When designing units and lessons, I break away from the typical area's of worksheets and essays. Instead, I've allowed students to build their own inquiry based projects, create science experiments, and more in order to see learning in real life.
making math engaging
Math ends up being my student's favourite subject every year. I don't use traditional textbooks and instead focus on collaborative games, peer teaching on vertical surfaces, and student explination of concepts. It's not enough to know how to perform a mathematical algorithm, you need to understand why it works and that's just what I focus on; I've found this method produces excellent young mathematicians who believe they can achieve in math
- Provided an excelled, self-directed curriculum
- Given students the opportunity to teach concepts in front of the rest of the class
- Daily math practice with math games using cards & dice
- Peer teaching strategies with "vertical surfaces" (mounted whiteboards where students in groups of 3 collaboratively solve pro

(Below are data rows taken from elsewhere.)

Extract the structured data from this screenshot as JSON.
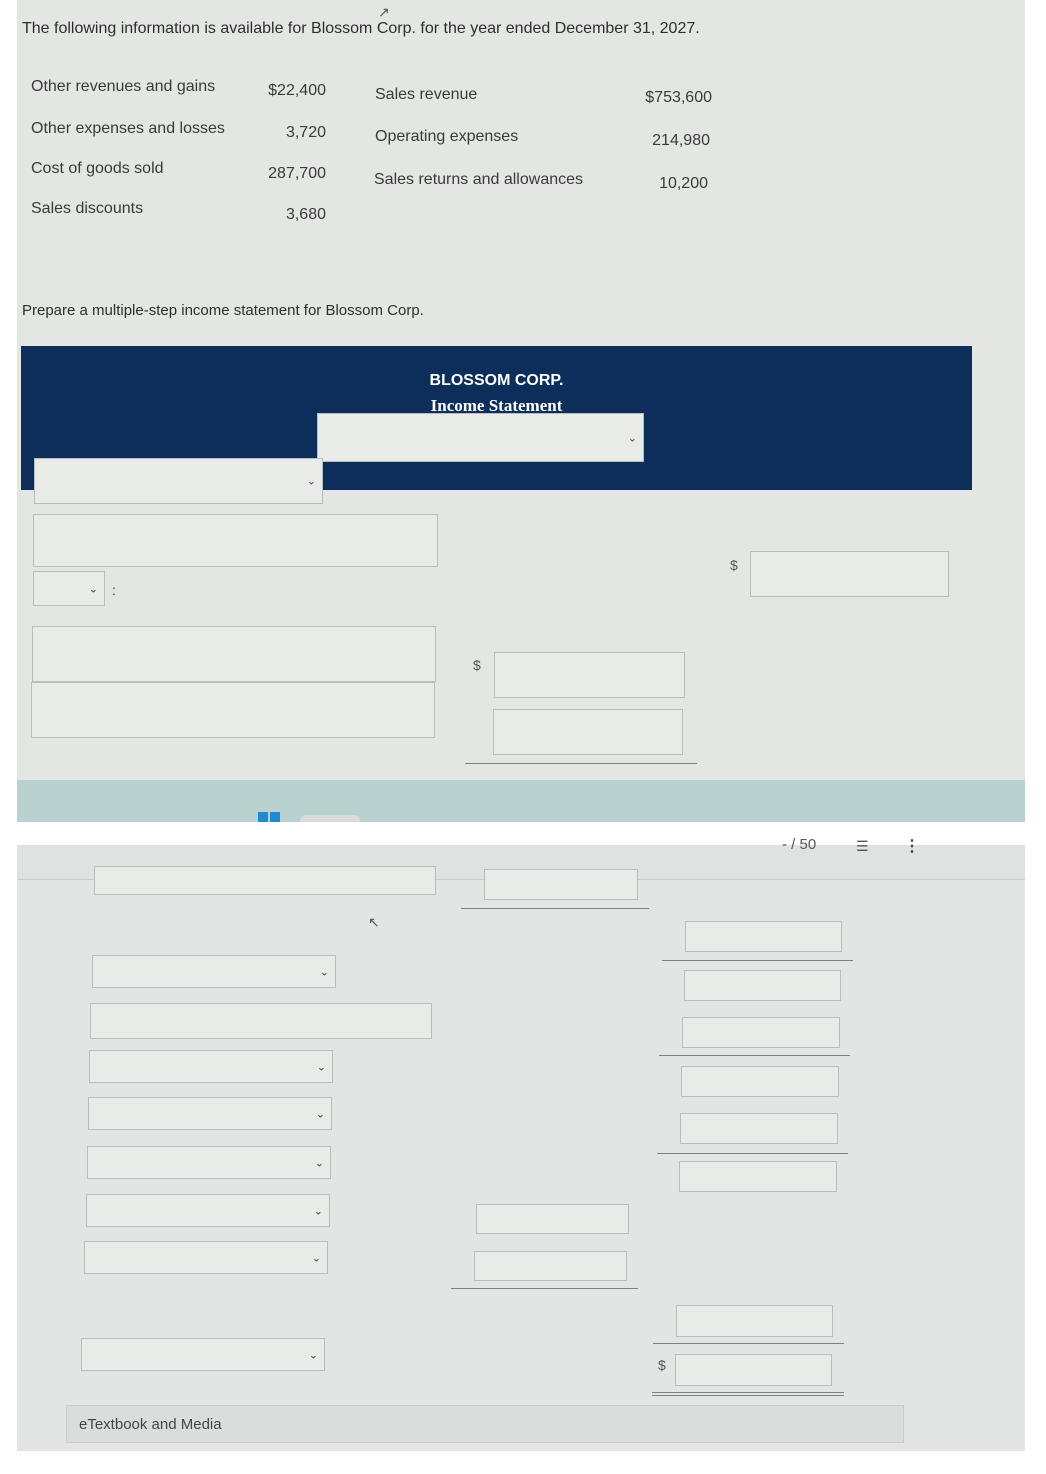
{
  "question": {
    "intro": "The following information is available for Blossom Corp. for the year ended December 31, 2027.",
    "items_left": [
      {
        "label": "Other revenues and gains",
        "value": "$22,400"
      },
      {
        "label": "Other expenses and losses",
        "value": "3,720"
      },
      {
        "label": "Cost of goods sold",
        "value": "287,700"
      },
      {
        "label": "Sales discounts",
        "value": "3,680"
      }
    ],
    "items_right": [
      {
        "label": "Sales revenue",
        "value": "$753,600"
      },
      {
        "label": "Operating expenses",
        "value": "214,980"
      },
      {
        "label": "Sales returns and allowances",
        "value": "10,200"
      }
    ],
    "prompt": "Prepare a multiple-step income statement for Blossom Corp."
  },
  "statement": {
    "company": "BLOSSOM CORP.",
    "title": "Income Statement",
    "period_select_value": "",
    "currency_symbol": "$",
    "colon": ":"
  },
  "viewer": {
    "page_indicator": "- / 50",
    "list_icon": "list-icon",
    "more_icon": "more-vertical-icon"
  },
  "footer": {
    "etextbook_label": "eTextbook and Media"
  }
}
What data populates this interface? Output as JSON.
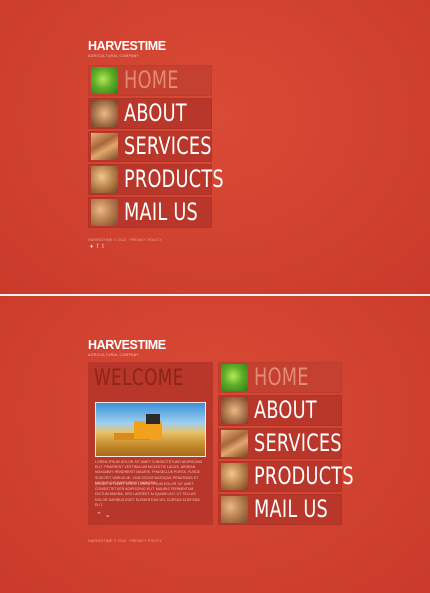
{
  "brand": {
    "name": "HARVESTIME",
    "tagline": "AGRICULTURAL COMPANY"
  },
  "menu": {
    "items": [
      {
        "label": "HOME",
        "thumb": "lettuce"
      },
      {
        "label": "ABOUT",
        "thumb": "potato"
      },
      {
        "label": "SERVICES",
        "thumb": "wheat"
      },
      {
        "label": "PRODUCTS",
        "thumb": "bread"
      },
      {
        "label": "MAIL US",
        "thumb": "nuts"
      }
    ],
    "active_index": 0
  },
  "footer": {
    "text": "HARVESTIME © 2012 · PRIVACY POLICY",
    "icons": "♦ f t"
  },
  "welcome": {
    "title": "WELCOME",
    "paragraph1": "LOREM IPSUM DOLOR SIT AMET CONSECTETUER ADIPISCING ELIT. PRAESENT VESTIBULUM MOLESTIE LACUS. AENEAN NONUMMY HENDRERIT MAURIS. PHASELLUS PORTA. FUSCE SUSCIPIT VARIUS MI. CUM SOCIIS NATOQUE PENATIBUS ET MAGNIS DIS PARTURIENT MONTES.",
    "paragraph2": "DONEC SIT AMET EROS. LOREM IPSUM DOLOR SIT AMET CONSECTETUER ADIPISCING ELIT. MAURIS FERMENTUM DICTUM MAGNA. SED LAOREET ALIQUAM LEO. UT TELLUS DOLOR DAPIBUS EGET ELEMENTUM VEL CURSUS ELEIFEND ELIT.",
    "nav_up": "⌃",
    "nav_down": "⌄"
  },
  "colors": {
    "background": "#cf3f2e",
    "panel": "#b8362a",
    "active_label": "#e38b73"
  }
}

- Create a "math rap" to help memorize Mean, Median, Mode, and Range. I promised these students that if they created it, I would show up in "gangsta clothing" and dawn the persona of DJ MC Squared (a huge shift from my typical suit jacket and ties) and rap it in front of the class. We even had a rap battle.
Before spring break, many students from myself and another student teacher's class ended up going away to Whistler for a ski trip. This left a lot of students at school to have another 'boring' day at class; this simply wouldn't do. While we did have curriculum content before lunch, post lunch myself and another teacher organized an afternoon scavenger hunt. Originally it was planned to be outside but that day we had a giant windstorm and half the school without power, so we quickly adapted our games to stay inside. The kids had a ton of fun working in groups and it went over without a hitch!
mummifying a chicken in the classroom
Within my Ancient Egypt unit, my students expressed a great interest in learning about mummies. Rather than spend our time researching mummies or watching videos, I decided that we should mummify a chicken in real life! Shaneequa, as my students named her, spent 45 days in a baking soda and salt bath drying out. Every 10 days we took "Shaneequa" (the students named her) out of her 'bath', took observations, re-hypothesized, and re-questioned as to what might happen next.
Growing up on a farm myself, I know the importance of letting kids see where their food comes from. The Mobile Dairy Classroom was a big part of this. On top of this, I taught students how to calculate their macros using my bodybuilding preparation meals as an example. We then started to keep a daily food journal using the MyPlate application on their iPad's; it was amazing seeing students so engaged in learning about what types of food they're eating.